Task to carry out:
From the first line to the last, repeat the data exactly but leave out the pictures.

(Interface dataset entries)
⟨
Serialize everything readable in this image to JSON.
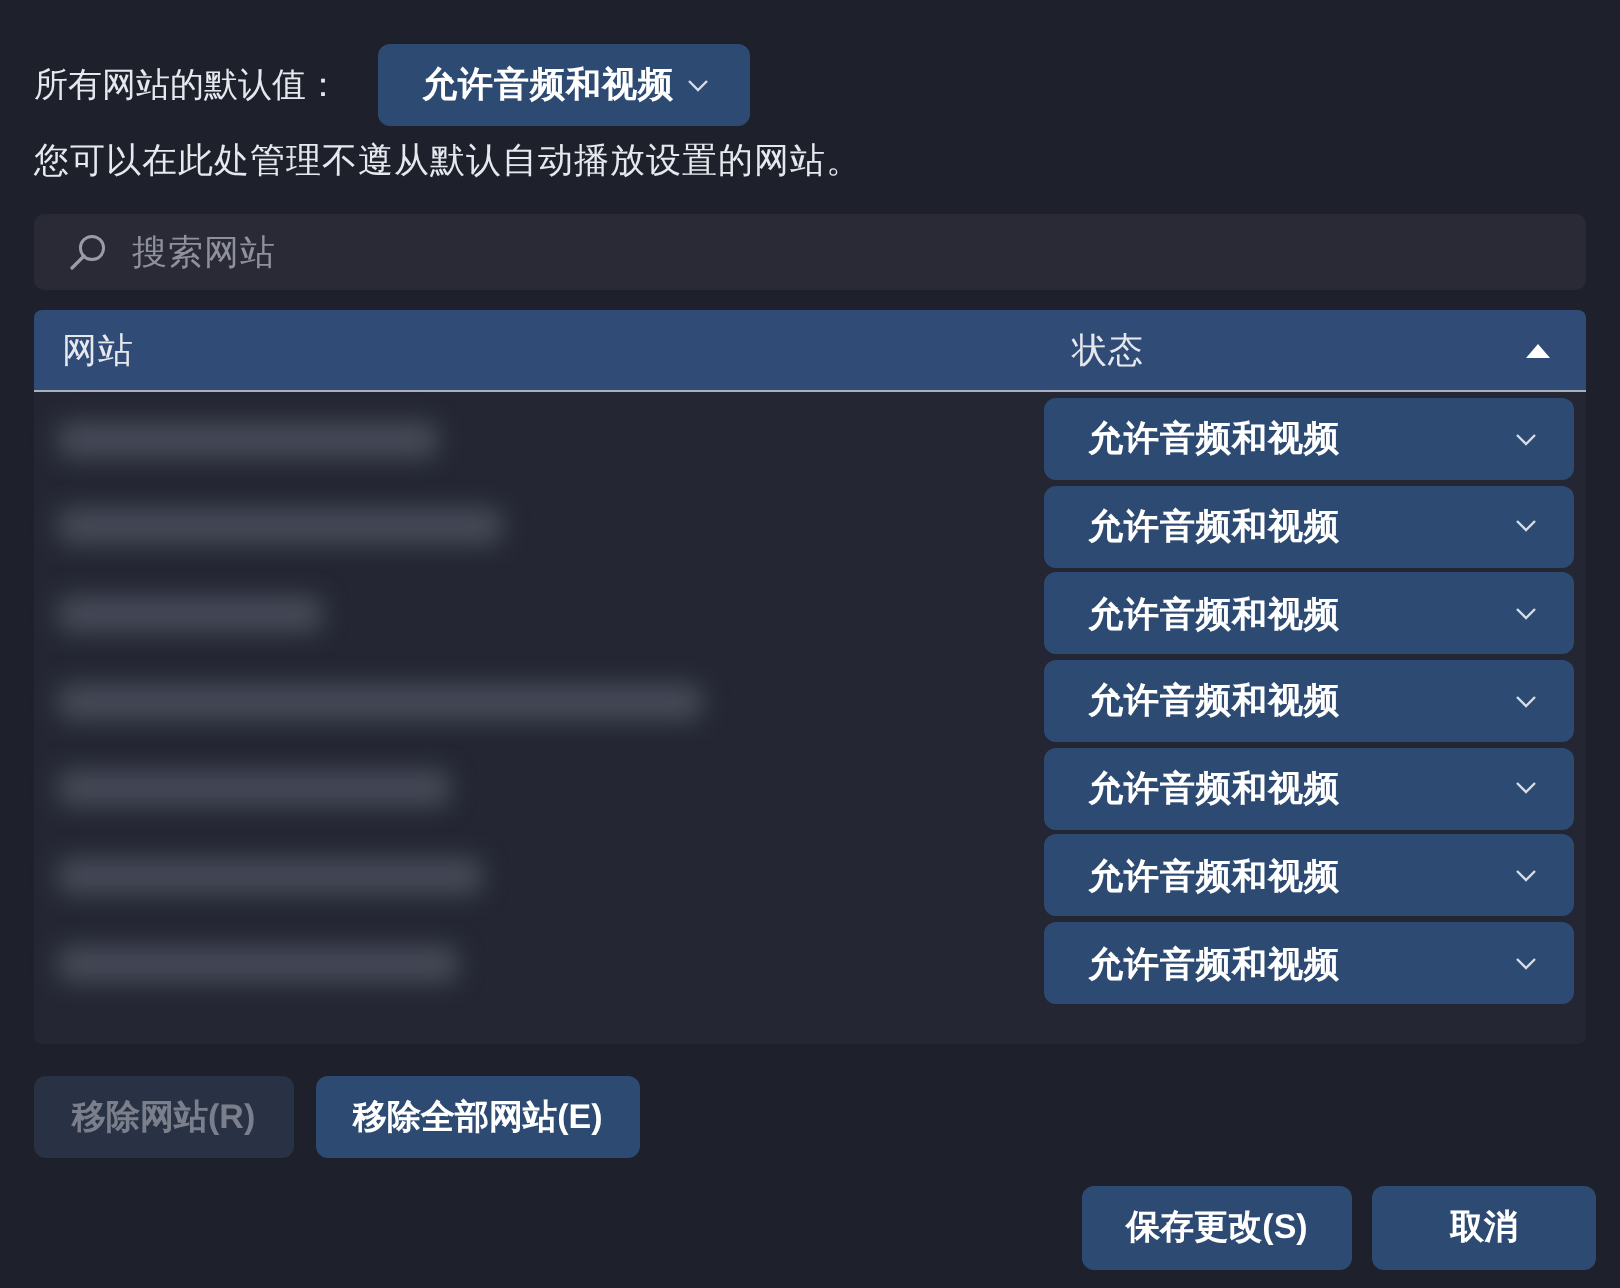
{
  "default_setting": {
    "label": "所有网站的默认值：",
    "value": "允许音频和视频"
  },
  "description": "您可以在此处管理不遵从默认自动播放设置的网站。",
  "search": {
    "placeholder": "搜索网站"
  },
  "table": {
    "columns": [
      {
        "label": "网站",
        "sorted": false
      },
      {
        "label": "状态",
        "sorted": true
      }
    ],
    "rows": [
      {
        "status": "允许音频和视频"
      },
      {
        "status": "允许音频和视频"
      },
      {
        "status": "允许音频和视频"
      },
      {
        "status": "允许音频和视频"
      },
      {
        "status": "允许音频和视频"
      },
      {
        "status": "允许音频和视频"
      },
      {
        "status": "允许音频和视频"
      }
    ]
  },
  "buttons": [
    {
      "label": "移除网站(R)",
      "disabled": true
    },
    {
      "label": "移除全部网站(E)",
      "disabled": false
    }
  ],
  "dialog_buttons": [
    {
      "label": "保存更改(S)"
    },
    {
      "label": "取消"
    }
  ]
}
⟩
Problem solution:
Serialize everything readable in this image to JSON.
{
  "default_setting": {
    "label": "所有网站的默认值：",
    "value": "允许音频和视频"
  },
  "description": "您可以在此处管理不遵从默认自动播放设置的网站。",
  "search": {
    "placeholder": "搜索网站"
  },
  "table": {
    "columns": [
      {
        "label": "网站",
        "sorted": false
      },
      {
        "label": "状态",
        "sorted": true
      }
    ],
    "rows": [
      {
        "status": "允许音频和视频"
      },
      {
        "status": "允许音频和视频"
      },
      {
        "status": "允许音频和视频"
      },
      {
        "status": "允许音频和视频"
      },
      {
        "status": "允许音频和视频"
      },
      {
        "status": "允许音频和视频"
      },
      {
        "status": "允许音频和视频"
      }
    ]
  },
  "buttons": [
    {
      "label": "移除网站(R)",
      "disabled": true
    },
    {
      "label": "移除全部网站(E)",
      "disabled": false
    }
  ],
  "dialog_buttons": [
    {
      "label": "保存更改(S)"
    },
    {
      "label": "取消"
    }
  ]
}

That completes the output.